January 8, 2008

...Learn TDD with Codemanship

Measurement Can Cause Loss Of Swagger

One of the more rewarding aspects of measuring software quality is that many teams discover that, while they're not about to win any prizes for the quality of their code, it's actually not that bad. Especially when they realise that, compared to other products, their's is average or better. Often they expect the worst, and - after they've got over the initial shock of having their pants pulled down for everyone to gawp at their most intimate parts - they are relieved to discover that the teams around them don't have much to boast about, either.

On the other hand, some teams have built up an expectation that they are actually delivering much better code than they really are. They may have developed a certain swagger, thinking that they are more gifted in the trouser department than their peers, and this illusion is shattered when they discover that, actually, their code is average too.

And they don't take too kindly to being exposed as average. I mean, surely after all those stand-up meetings and retrospectives and all that pair programming and all those planning sessions, the code we deliver must be better?
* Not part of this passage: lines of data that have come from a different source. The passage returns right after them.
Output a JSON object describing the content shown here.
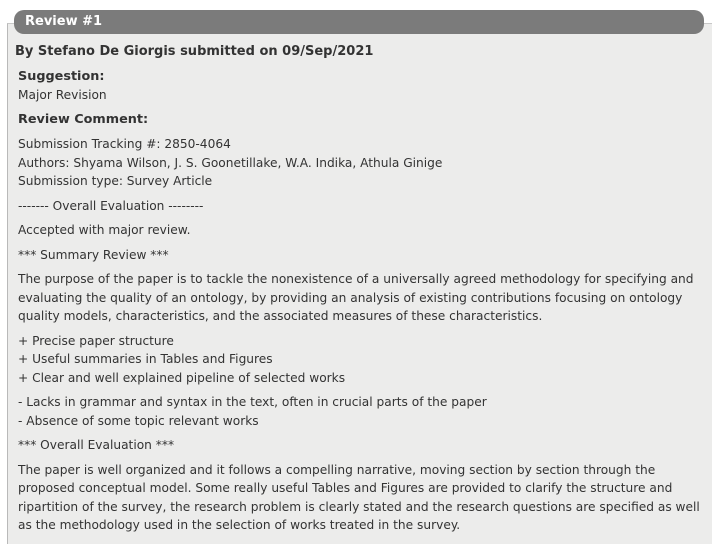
{
  "review": {
    "title": "Review #1",
    "byline": "By Stefano De Giorgis submitted on 09/Sep/2021",
    "suggestion_label": "Suggestion:",
    "suggestion_value": "Major Revision",
    "comment_label": "Review Comment:",
    "tracking": "Submission Tracking #: 2850-4064",
    "authors": "Authors: Shyama Wilson, J. S. Goonetillake, W.A. Indika, Athula Ginige",
    "submission_type": "Submission type: Survey Article",
    "overall_eval_divider": "------- Overall Evaluation --------",
    "accepted": "Accepted with major review.",
    "summary_heading": "*** Summary Review ***",
    "summary_paragraph": "The purpose of the paper is to tackle the nonexistence of a universally agreed methodology for specifying and evaluating the quality of an ontology, by providing an analysis of existing contributions focusing on ontology quality models, characteristics, and the associated measures of these characteristics.",
    "pros": [
      "+ Precise paper structure",
      "+ Useful summaries in Tables and Figures",
      "+ Clear and well explained pipeline of selected works"
    ],
    "cons": [
      "- Lacks in grammar and syntax in the text, often in crucial parts of the paper",
      "- Absence of some topic relevant works"
    ],
    "overall_heading": "*** Overall Evaluation ***",
    "overall_paragraph": "The paper is well organized and it follows a compelling narrative, moving section by section through the proposed conceptual model. Some really useful Tables and Figures are provided to clarify the structure and ripartition of the survey, the research problem is clearly stated and the research questions are specified as well as the methodology used in the selection of works treated in the survey."
  }
}
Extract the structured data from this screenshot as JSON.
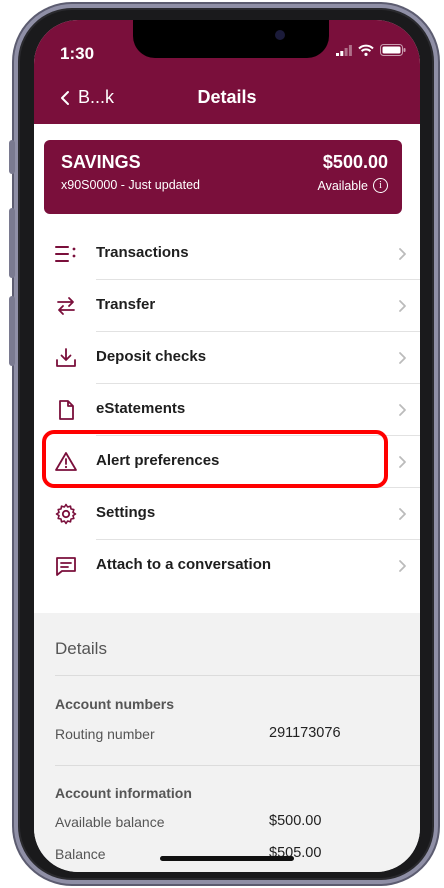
{
  "status_bar": {
    "time": "1:30"
  },
  "nav": {
    "back_label": "B...k",
    "title": "Details"
  },
  "account_card": {
    "name": "SAVINGS",
    "subtitle": "x90S0000 - Just updated",
    "amount": "$500.00",
    "available_label": "Available"
  },
  "menu": [
    {
      "label": "Transactions",
      "icon": "list-icon"
    },
    {
      "label": "Transfer",
      "icon": "transfer-arrows-icon"
    },
    {
      "label": "Deposit checks",
      "icon": "download-tray-icon"
    },
    {
      "label": "eStatements",
      "icon": "document-icon"
    },
    {
      "label": "Alert preferences",
      "icon": "warning-triangle-icon"
    },
    {
      "label": "Settings",
      "icon": "gear-icon"
    },
    {
      "label": "Attach to a conversation",
      "icon": "chat-bubble-icon"
    }
  ],
  "details": {
    "title": "Details",
    "account_numbers": {
      "heading": "Account numbers",
      "routing_label": "Routing number",
      "routing_value": "291173076"
    },
    "account_information": {
      "heading": "Account information",
      "rows": [
        {
          "label": "Available balance",
          "value": "$500.00"
        },
        {
          "label": "Balance",
          "value": "$505.00"
        }
      ]
    }
  },
  "colors": {
    "brand": "#7a0f3b",
    "highlight": "#ff0000"
  }
}
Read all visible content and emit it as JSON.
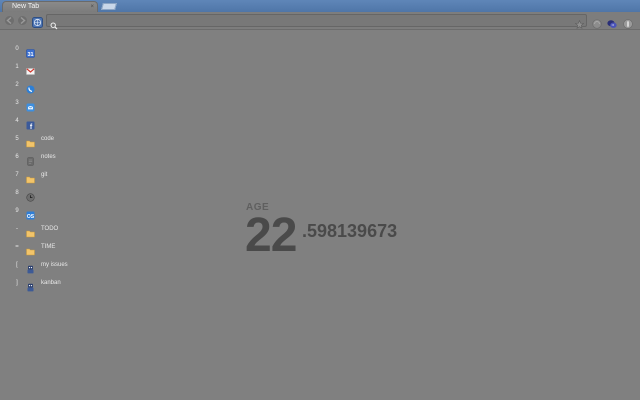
{
  "tab": {
    "title": "New Tab",
    "close_glyph": "×"
  },
  "toolbar": {
    "back_icon": "back-arrow-icon",
    "forward_icon": "forward-arrow-icon",
    "home_icon": "globe-icon",
    "omnibox": {
      "value": "",
      "search_icon": "search-icon",
      "star_icon": "star-icon"
    },
    "extensions": [
      "extension-icon",
      "chat-extension-icon",
      "settings-wrench-icon"
    ]
  },
  "bookmarks": [
    {
      "key": "0",
      "label": "",
      "icon": "calendar-icon"
    },
    {
      "key": "1",
      "label": "",
      "icon": "gmail-icon"
    },
    {
      "key": "2",
      "label": "",
      "icon": "phone-icon"
    },
    {
      "key": "3",
      "label": "",
      "icon": "mail-icon"
    },
    {
      "key": "4",
      "label": "",
      "icon": "facebook-icon"
    },
    {
      "key": "5",
      "label": "code",
      "icon": "folder-icon"
    },
    {
      "key": "6",
      "label": "notes",
      "icon": "notes-icon"
    },
    {
      "key": "7",
      "label": "git",
      "icon": "folder-icon"
    },
    {
      "key": "8",
      "label": "",
      "icon": "clock-icon"
    },
    {
      "key": "9",
      "label": "",
      "icon": "exchange-icon"
    },
    {
      "key": "-",
      "label": "TODO",
      "icon": "folder-icon"
    },
    {
      "key": "=",
      "label": "TIME",
      "icon": "folder-icon"
    },
    {
      "key": "[",
      "label": "my issues",
      "icon": "robot-icon"
    },
    {
      "key": "]",
      "label": "kanban",
      "icon": "robot-icon"
    }
  ],
  "age": {
    "label": "AGE",
    "integer": "22",
    "fraction": ".598139673"
  },
  "colors": {
    "background": "#808080",
    "tabstrip": "#5f86b8",
    "age_text": "#4a4a4a"
  }
}
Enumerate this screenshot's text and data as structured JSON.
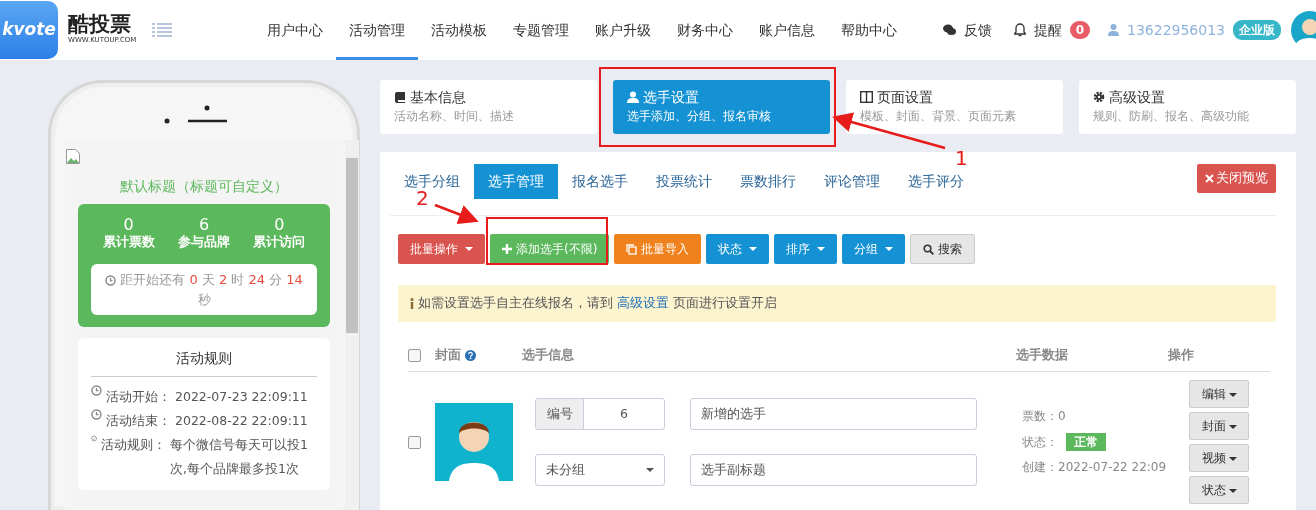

Well, sadly, no. Not necessarily. You still have to understand things like architecture and design, and testing, and performance engineering, and usability, and configuration management and so on. And you still have to apply this knowledge with skill and with discipline. And you still need feedback on how well you're doing, no matter how good you think your code is. You always need feedback. Objective feedback. Early and often. Indeed, nothing short of continuously.

"Agile" teams can be especially hostile to being exposed in this way, since they often put an unjustified amount of faith in the principles and practices and are amazed to discover that, first and foremost, you have to be good at developing software - and that means pretty much everyone who touches the code - and that requirements doesn't go away. I certainly don't trust myself enough - as a sort-of, kind-of Extreme Programmer - to work without continuous feedback on every quality goal I've set myself. If maintainability is important, I monitor it continuously as the code evolves, just as frequently and as habitually as running the unit tests. And then I address maintainability issues as soon as they arise.

Posted 13 years, 5 months ago on January 8, 2008